HAMBURG, N.Y. — An extension has now officially been passed by Congress and signed by President Joe Biden that will help schools keep kids fed for additional months to come.
At the onset of the pandemic, federal aid was offered to help school districts and families in the form of school meal waivers, one of which provided children with free meals regardless of income. Waivers were set to expire on June 30, but the extension now ensures free meals will be provided throughout the summer.
While more flexibility and funding is headed to school districts, daycares, and meal programs, free school meals for all are going away.
Mike Cornell is Superintendent of the Hamburg Central School District and says that he fully supports this extension and hopes to see it continue into the 2022-2023 school year.
"There is an awful lot of economic insecurity and uncertainty associated with what's happening in the world right now," Cornell says. "What this program really is, is an enormously powerful investment in making sure that 1 million of our school-aged kids are healthier and better cared for."
At the height of the pandemic, Congress authorized the United States Department of Agriculture to waive various school meal program requirements and increase reimbursement rates so that schools and other programs could continue feeding kids. As a result, millions of students got meals all year and summer long, notably those who needed them most.
"Food insecurity is often well disguised," Cornell emphasizes.
In 2020, the USDA estimated that 6.1 million kids lived in food insecure households.
Some of the benefits of extending school meal waivers into the summer include:

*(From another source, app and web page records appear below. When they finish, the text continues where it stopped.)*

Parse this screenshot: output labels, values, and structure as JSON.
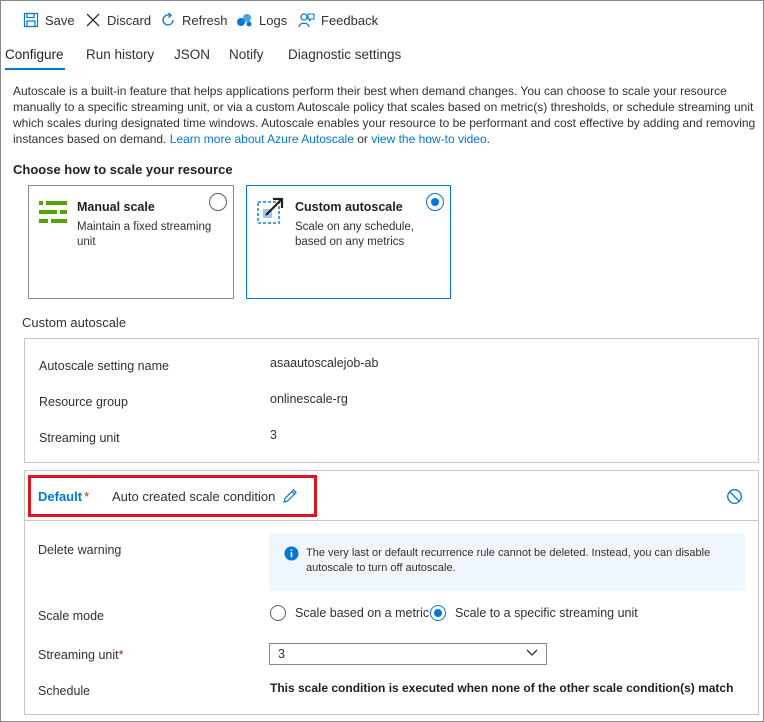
{
  "toolbar": {
    "save": "Save",
    "discard": "Discard",
    "refresh": "Refresh",
    "logs": "Logs",
    "feedback": "Feedback"
  },
  "tabs": [
    {
      "label": "Configure",
      "active": true
    },
    {
      "label": "Run history",
      "active": false
    },
    {
      "label": "JSON",
      "active": false
    },
    {
      "label": "Notify",
      "active": false
    },
    {
      "label": "Diagnostic settings",
      "active": false
    }
  ],
  "intro": {
    "text": "Autoscale is a built-in feature that helps applications perform their best when demand changes. You can choose to scale your resource manually to a specific streaming unit, or via a custom Autoscale policy that scales based on metric(s) thresholds, or schedule streaming unit which scales during designated time windows. Autoscale enables your resource to be performant and cost effective by adding and removing instances based on demand. ",
    "link1": "Learn more about Azure Autoscale",
    "or": " or ",
    "link2": "view the how-to video",
    "end": "."
  },
  "scale_choice": {
    "heading": "Choose how to scale your resource",
    "manual": {
      "title": "Manual scale",
      "desc": "Maintain a fixed streaming unit",
      "selected": false
    },
    "custom": {
      "title": "Custom autoscale",
      "desc": "Scale on any schedule, based on any metrics",
      "selected": true
    }
  },
  "custom_autoscale": {
    "label": "Custom autoscale",
    "setting_name_label": "Autoscale setting name",
    "setting_name_value": "asaautoscalejob-ab",
    "resource_group_label": "Resource group",
    "resource_group_value": "onlinescale-rg",
    "streaming_unit_label": "Streaming unit",
    "streaming_unit_value": "3"
  },
  "condition": {
    "name": "Default",
    "required_mark": "*",
    "description": "Auto created scale condition",
    "delete_warning_label": "Delete warning",
    "delete_warning_text": "The very last or default recurrence rule cannot be deleted. Instead, you can disable autoscale to turn off autoscale.",
    "scale_mode_label": "Scale mode",
    "scale_mode_options": [
      {
        "label": "Scale based on a metric",
        "selected": false
      },
      {
        "label": "Scale to a specific streaming unit",
        "selected": true
      }
    ],
    "streaming_unit_label": "Streaming unit",
    "streaming_unit_required": "*",
    "streaming_unit_value": "3",
    "schedule_label": "Schedule",
    "schedule_text": "This scale condition is executed when none of the other scale condition(s) match"
  },
  "colors": {
    "accent": "#0078d4",
    "highlight": "#e3141b",
    "manual_icon": "#57a300",
    "info_bg": "#eff6fc"
  }
}
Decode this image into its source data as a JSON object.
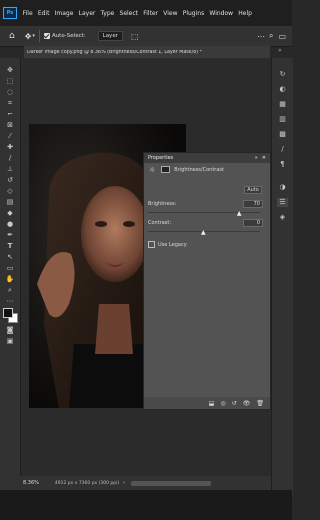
{
  "app": {
    "logo": "Ps"
  },
  "menu": [
    "File",
    "Edit",
    "Image",
    "Layer",
    "Type",
    "Select",
    "Filter",
    "View",
    "Plugins",
    "Window",
    "Help"
  ],
  "options": {
    "auto_select_label": "Auto-Select:",
    "auto_select_target": "Layer"
  },
  "document": {
    "tab_title": "Darker image copy.png @ 8.36% (Brightness/Contrast 1, Layer Mask/8) *"
  },
  "properties": {
    "title": "Properties",
    "adjustment_name": "Brightness/Contrast",
    "auto_label": "Auto",
    "brightness_label": "Brightness:",
    "brightness_value": "70",
    "brightness_level": 0.82,
    "contrast_label": "Contrast:",
    "contrast_value": "0",
    "contrast_level": 0.5,
    "use_legacy_label": "Use Legacy"
  },
  "status": {
    "zoom": "8.36%",
    "doc_info": "4912 px x 7360 px (300 ppi)"
  },
  "colors": {
    "accent": "#31a8ff"
  }
}
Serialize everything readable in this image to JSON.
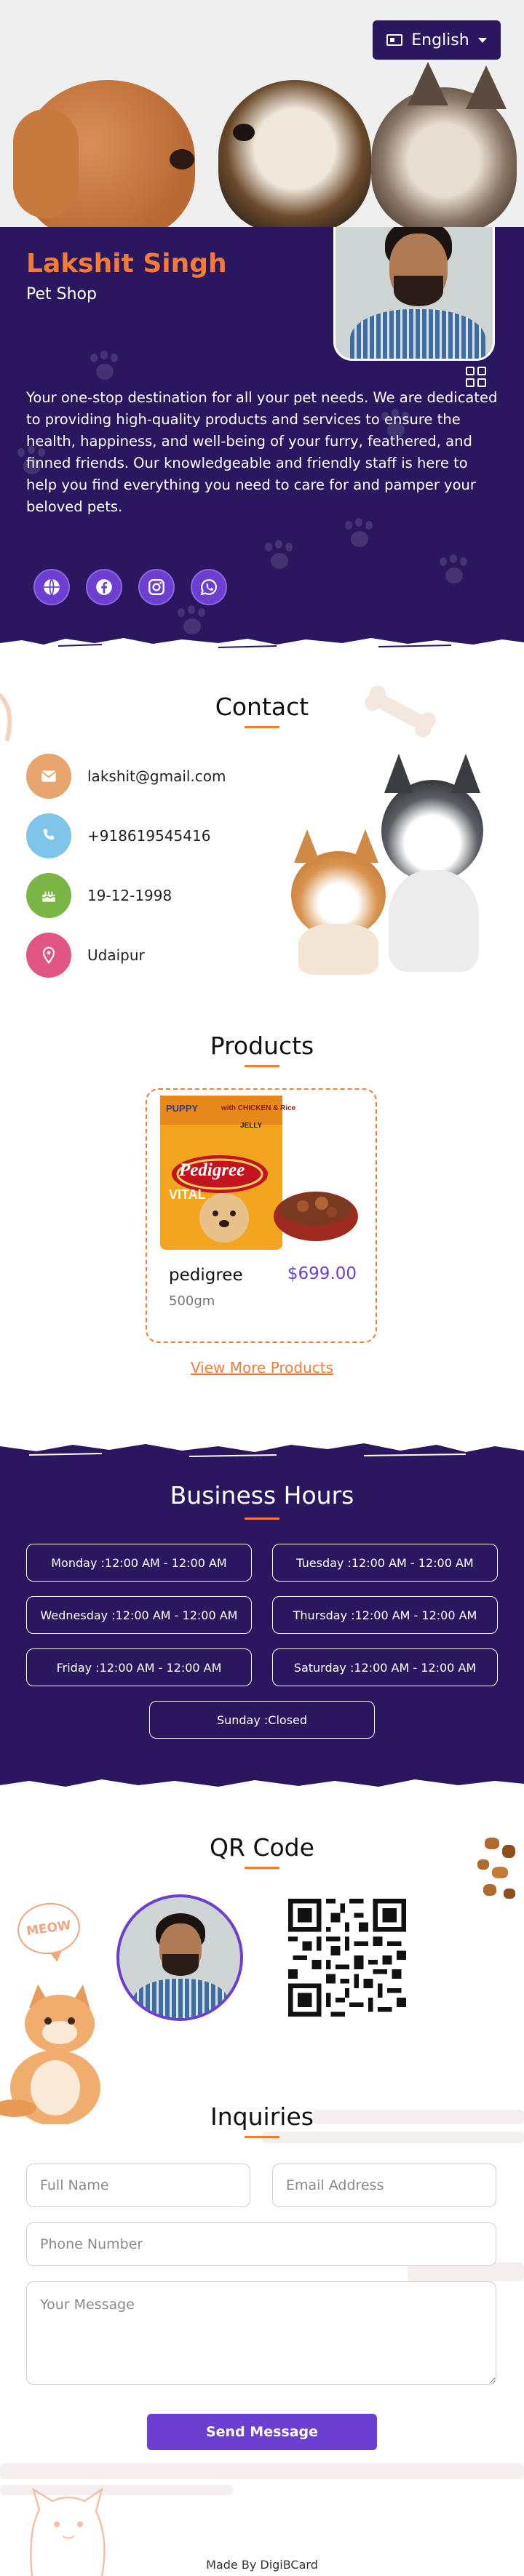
{
  "header": {
    "language_label": "English",
    "language_icon": "id-card-icon"
  },
  "profile": {
    "name": "Lakshit Singh",
    "category": "Pet Shop",
    "about": "Your one-stop destination for all your pet needs. We are dedicated to providing high-quality products and services to ensure the health, happiness, and well-being of your furry, feathered, and finned friends. Our knowledgeable and friendly staff is here to help you find everything you need to care for and pamper your beloved pets.",
    "socials": [
      {
        "icon": "globe-icon"
      },
      {
        "icon": "facebook-icon"
      },
      {
        "icon": "instagram-icon"
      },
      {
        "icon": "whatsapp-icon"
      }
    ]
  },
  "contact": {
    "title": "Contact",
    "email": "lakshit@gmail.com",
    "phone": "+918619545416",
    "dob": "19-12-1998",
    "location": "Udaipur"
  },
  "products": {
    "title": "Products",
    "items": [
      {
        "name": "pedigree",
        "price": "$699.00",
        "weight": "500gm",
        "pack_brand": "Pedigree",
        "pack_top": "PUPPY",
        "pack_flavor": "with CHICKEN & Rice",
        "pack_type": "JELLY",
        "pack_line": "VITAL"
      }
    ],
    "view_more": "View More Products"
  },
  "business_hours": {
    "title": "Business Hours",
    "days": [
      "Monday :12:00 AM - 12:00 AM",
      "Tuesday :12:00 AM - 12:00 AM",
      "Wednesday :12:00 AM - 12:00 AM",
      "Thursday :12:00 AM - 12:00 AM",
      "Friday :12:00 AM - 12:00 AM",
      "Saturday :12:00 AM - 12:00 AM",
      "Sunday :Closed"
    ]
  },
  "qr": {
    "title": "QR Code",
    "meow": "MEOW"
  },
  "inquiries": {
    "title": "Inquiries",
    "full_name_placeholder": "Full Name",
    "email_placeholder": "Email Address",
    "phone_placeholder": "Phone Number",
    "message_placeholder": "Your Message",
    "send_label": "Send Message"
  },
  "footer": {
    "text": "Made By DigiBCard"
  },
  "colors": {
    "primary": "#2a1760",
    "accent": "#f47b36",
    "button": "#6c3fd0",
    "email_icon_bg": "#e8a46d",
    "phone_icon_bg": "#7fc5e9",
    "dob_icon_bg": "#7ab545",
    "location_icon_bg": "#e05583"
  }
}
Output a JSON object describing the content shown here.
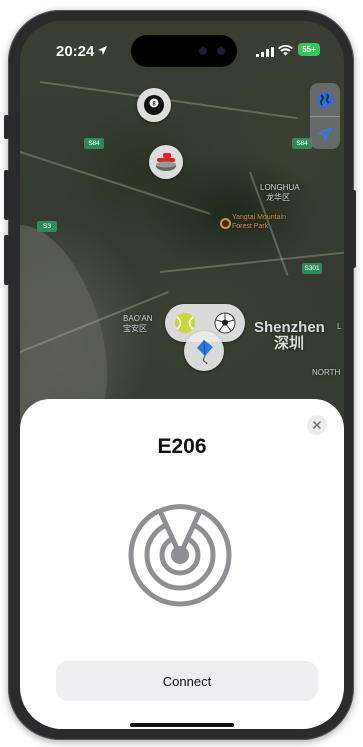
{
  "status_bar": {
    "time": "20:24",
    "battery": "55+"
  },
  "map": {
    "labels": {
      "longhua_en": "LONGHUA",
      "longhua_cn": "龙华区",
      "baoan_en": "BAO'AN",
      "baoan_cn": "宝安区",
      "city_en": "Shenzhen",
      "city_cn": "深圳",
      "north": "NORTH",
      "edge": "L"
    },
    "highway_shields": [
      "S84",
      "S84",
      "S3",
      "S301"
    ],
    "poi_label_1": "Yangtai Mountain",
    "poi_label_2": "Forest Park"
  },
  "map_controls": {
    "globe_icon": "globe-icon",
    "location_icon": "location-arrow-icon"
  },
  "pins": [
    {
      "icon": "billiard-ball-icon"
    },
    {
      "icon": "curling-stone-icon"
    },
    {
      "icon": "tennis-ball-icon"
    },
    {
      "icon": "soccer-ball-icon"
    },
    {
      "icon": "kite-icon"
    }
  ],
  "sheet": {
    "title": "E206",
    "connect_label": "Connect",
    "close_icon": "close-icon",
    "radar_icon": "radar-icon"
  },
  "colors": {
    "battery": "#34c759",
    "highway": "#2f8a5a",
    "poi": "#e08a4a",
    "radar": "#8e8e93"
  }
}
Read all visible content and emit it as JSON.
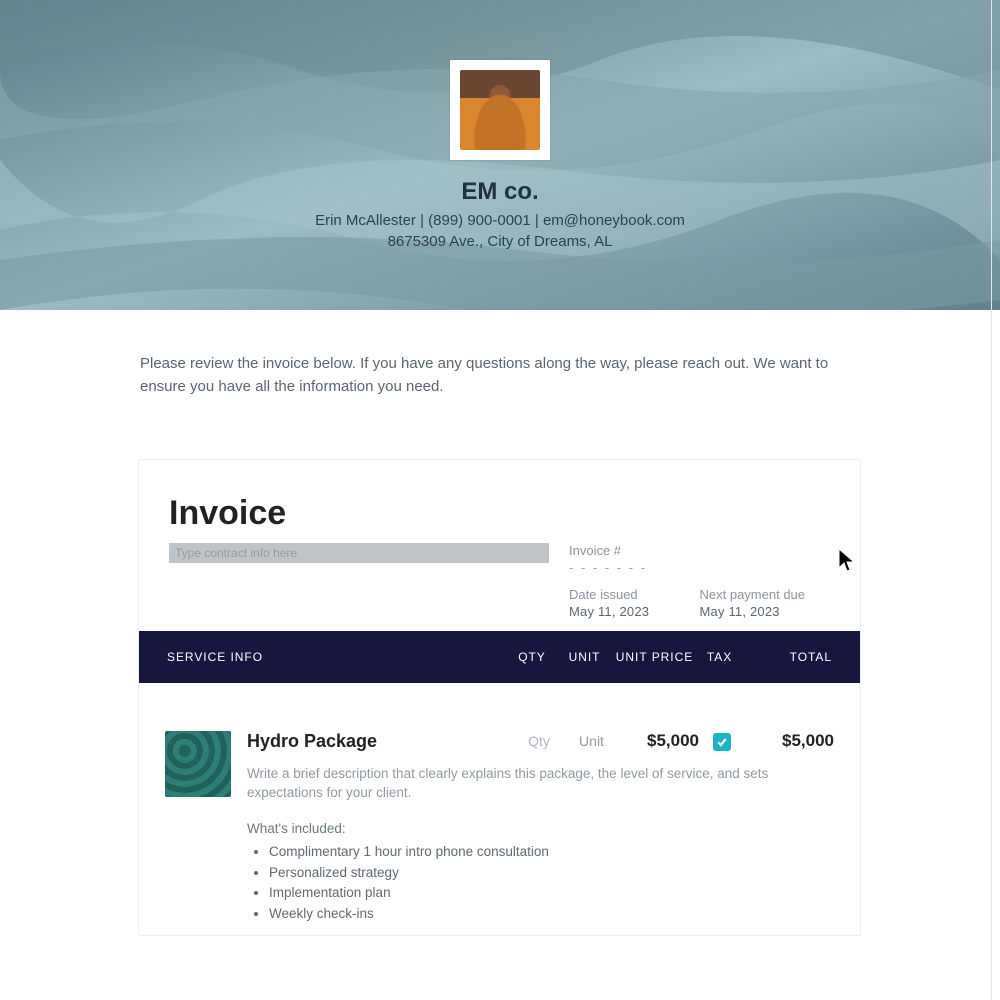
{
  "header": {
    "company": "EM co.",
    "contact_line": "Erin McAllester | (899) 900-0001 | em@honeybook.com",
    "address": "8675309 Ave., City of Dreams, AL"
  },
  "intro_text": "Please review the invoice below. If you have any questions along the way, please reach out. We want to ensure you have all the information you need.",
  "invoice": {
    "title": "Invoice",
    "contract_placeholder": "Type contract info here",
    "meta": {
      "invoice_num_label": "Invoice #",
      "invoice_num_value": "- - - - - - -",
      "date_issued_label": "Date issued",
      "date_issued_value": "May 11, 2023",
      "next_due_label": "Next payment due",
      "next_due_value": "May 11, 2023"
    },
    "columns": {
      "service": "SERVICE INFO",
      "qty": "QTY",
      "unit": "UNIT",
      "unit_price": "UNIT PRICE",
      "tax": "TAX",
      "total": "TOTAL"
    },
    "item": {
      "name": "Hydro Package",
      "qty_placeholder": "Qty",
      "unit_placeholder": "Unit",
      "unit_price": "$5,000",
      "tax_checked": true,
      "total": "$5,000",
      "description": "Write a brief description that clearly explains this package, the level of service, and sets expectations for your client.",
      "included_label": "What's included:",
      "included": [
        "Complimentary 1 hour intro phone consultation",
        "Personalized strategy",
        "Implementation plan",
        "Weekly check-ins"
      ]
    }
  },
  "colors": {
    "header_bar": "#17163f",
    "accent_check": "#19b4c5"
  }
}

According to the USDA, 90% of school districts' food programs are depending on these waivers to offer free meals.